Only since 1899 was the regatta called the Historical Regatta; after the annexation of Venice to Italy, it was named Royal Regatta. During Fascism it was renamed again as Fascist Regatta (it was when the gondoliers did not want to participate in a black shirt and dressed in the white striped shirt, which later became their uniform). From 1946 he continued uninterruptedly as Regata Storica.
Today's Regata Storica
In the afternoon of the first Sunday of September of each year, therefore, this great Venetian event is renewed, with the same modalities and the same vitality of the past centuries.
It begins with the historical procession (composed by Bucintoro, with the Doge and the Dogaressa, and by the continuation of bissone and the boats of the Venetian rowing clubs, all with rowers and costumed figures), which recalls the welcome that the Venetians they reserved in 1489 to the Queen of Cyprus, Caterina Cornaro, after her abdication in favor of Venice.

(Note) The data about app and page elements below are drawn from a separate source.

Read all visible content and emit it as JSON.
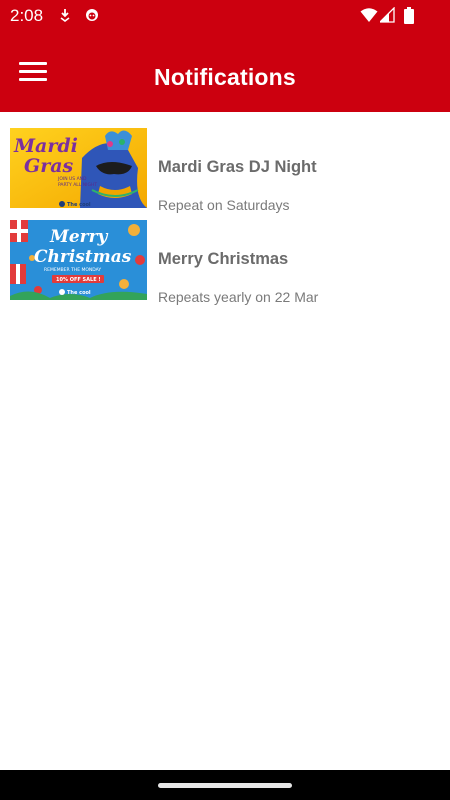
{
  "status_bar": {
    "time": "2:08",
    "notification_icons": [
      "download-icon",
      "face-icon"
    ],
    "system_icons": [
      "wifi-icon",
      "signal-icon",
      "battery-icon"
    ]
  },
  "app_bar": {
    "title": "Notifications",
    "menu_icon": "hamburger-menu-icon",
    "color": "#cc000f"
  },
  "notifications": [
    {
      "title": "Mardi Gras DJ Night",
      "schedule": "Repeat on Saturdays",
      "image_text": [
        "Mardi",
        "Gras",
        "JOIN US AND",
        "PARTY ALL NIGHT",
        "The cool"
      ]
    },
    {
      "title": "Merry Christmas",
      "schedule": "Repeats yearly on 22 Mar",
      "image_text": [
        "Merry",
        "Christmas",
        "REMEMBER THE MONDAY",
        "10% OFF SALE !",
        "The cool"
      ]
    }
  ]
}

The procession starts from the San Marco Basin and runs across the Grand Canal to the station, then returns back to the Machina (a floating stage with the authorities and judges), located in a corner of the Grand Canal at Ca 'Foscari.

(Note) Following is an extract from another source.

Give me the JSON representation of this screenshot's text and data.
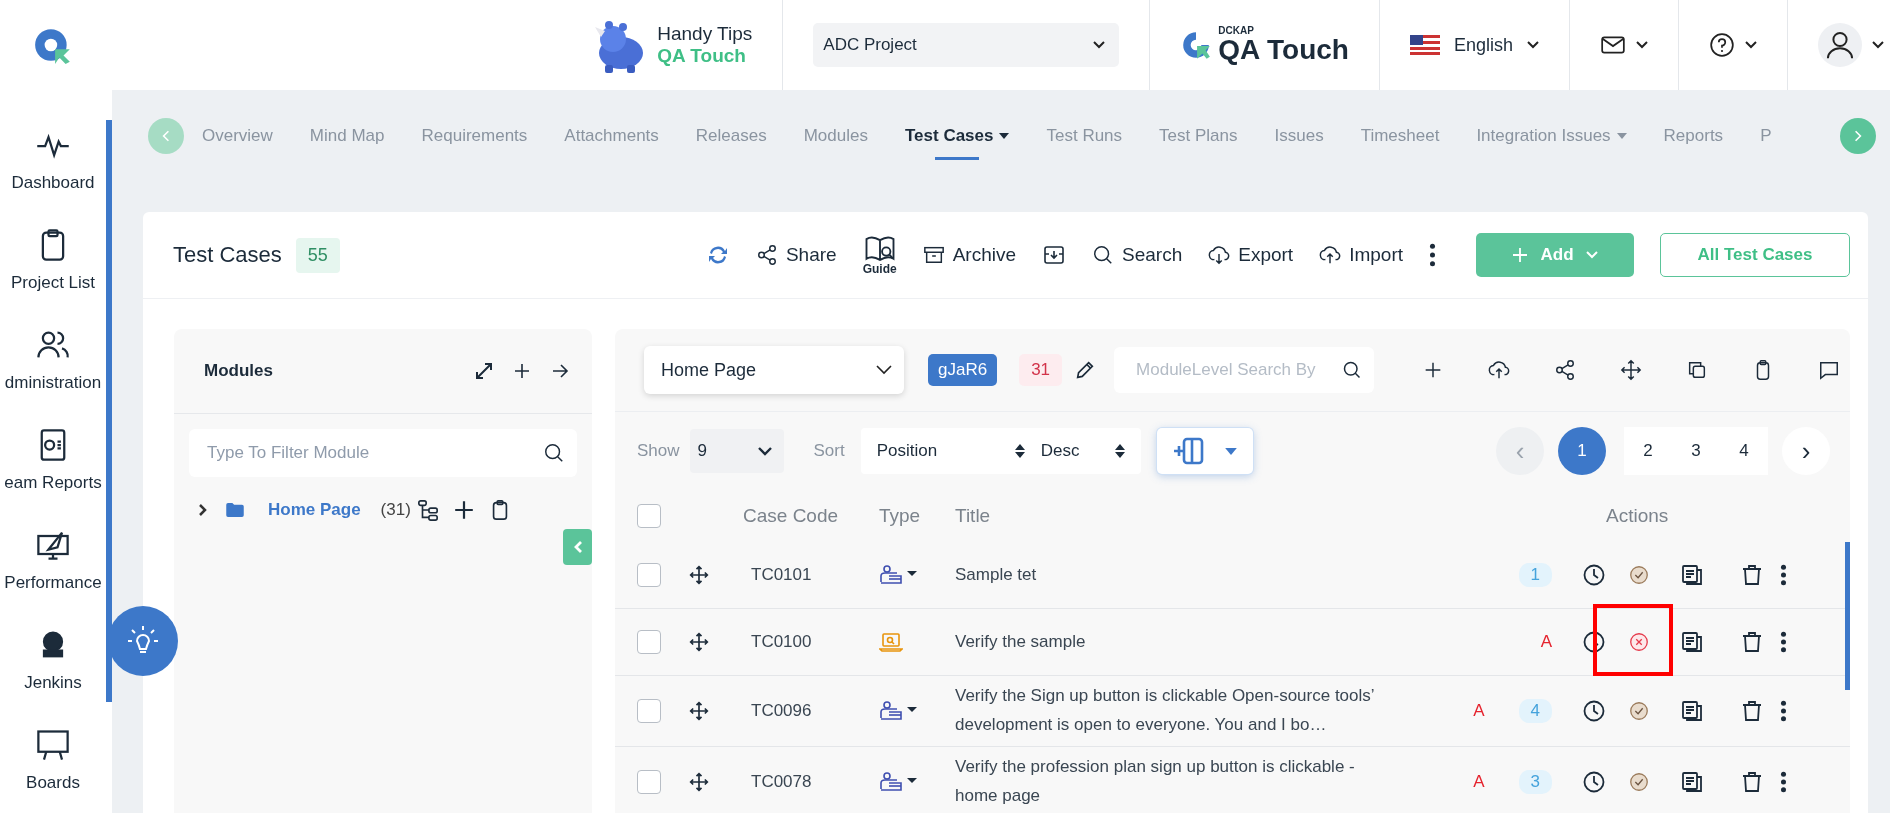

In the second part of the event there are the competitions, divided between 6 specialties, which follow a chronological order:
- mascarete, two-rowed, boys up to 10 years (schìe) and up to 12 and 14 years (maciarèle)
- two-row pupparini, with the very young
- two-rowed mascaretas, with women
- bisse of Lake Garda
- the six-rowed caorlines, which represent the islands and the sestieri
- gondolini with two oars, the champions' regatta, the highlight of the day
The boats are marked with a number, according to a position logic at the start, and are colored. In ancient times the colors corresponded to the various areas of the lagoon and Venice. The color-number combination is:
- canary yellow
The course of the various regattas starts from the San Marco Basin, runs across the Grand Canal to the station, where you go around the "stake" to go back to the Machina, where the jury is housed.
La Machina is sumptuously decorated, with gilded wooden columns, tapestries and branches; there are placed the four flags reserved for the winners: red for the first, white for the second, green for the third, blue for the quarterfinals. This is why the saying: ciapàr flag is synonymous with victory in the regatta, as can also be read in the comedy by Giacinto Gallina: El moroso de la nona.
Until a few years ago, the fourth classified crew was also given a live piglet, but for the right protests of animal rights it was replaced by a glass piglet.
In addition to the prizes that are awarded there is a title that is the most coveted among the racers: the title of the king of the oar; it is awarded, for life, to the racers who have won the regatta of champions on gondolini five times in a row.
From the second half of the 1800s onwards these were the sailors who honored themselves with this title: Luigi Zanellato, in the late 1800s; Albino dei Rossi, detto Stigheta e Marcello Bon detto Ciapate, who won the regattas from '47 to '52; Giuseppe Fongher detto Bepi e Sergio Tagliapietra detto Ciaci, who won the regattas from '69 to '76; Palmiro Fongher e Gianfranco Vianello detto Crea, who won the regattas from '77 to '83.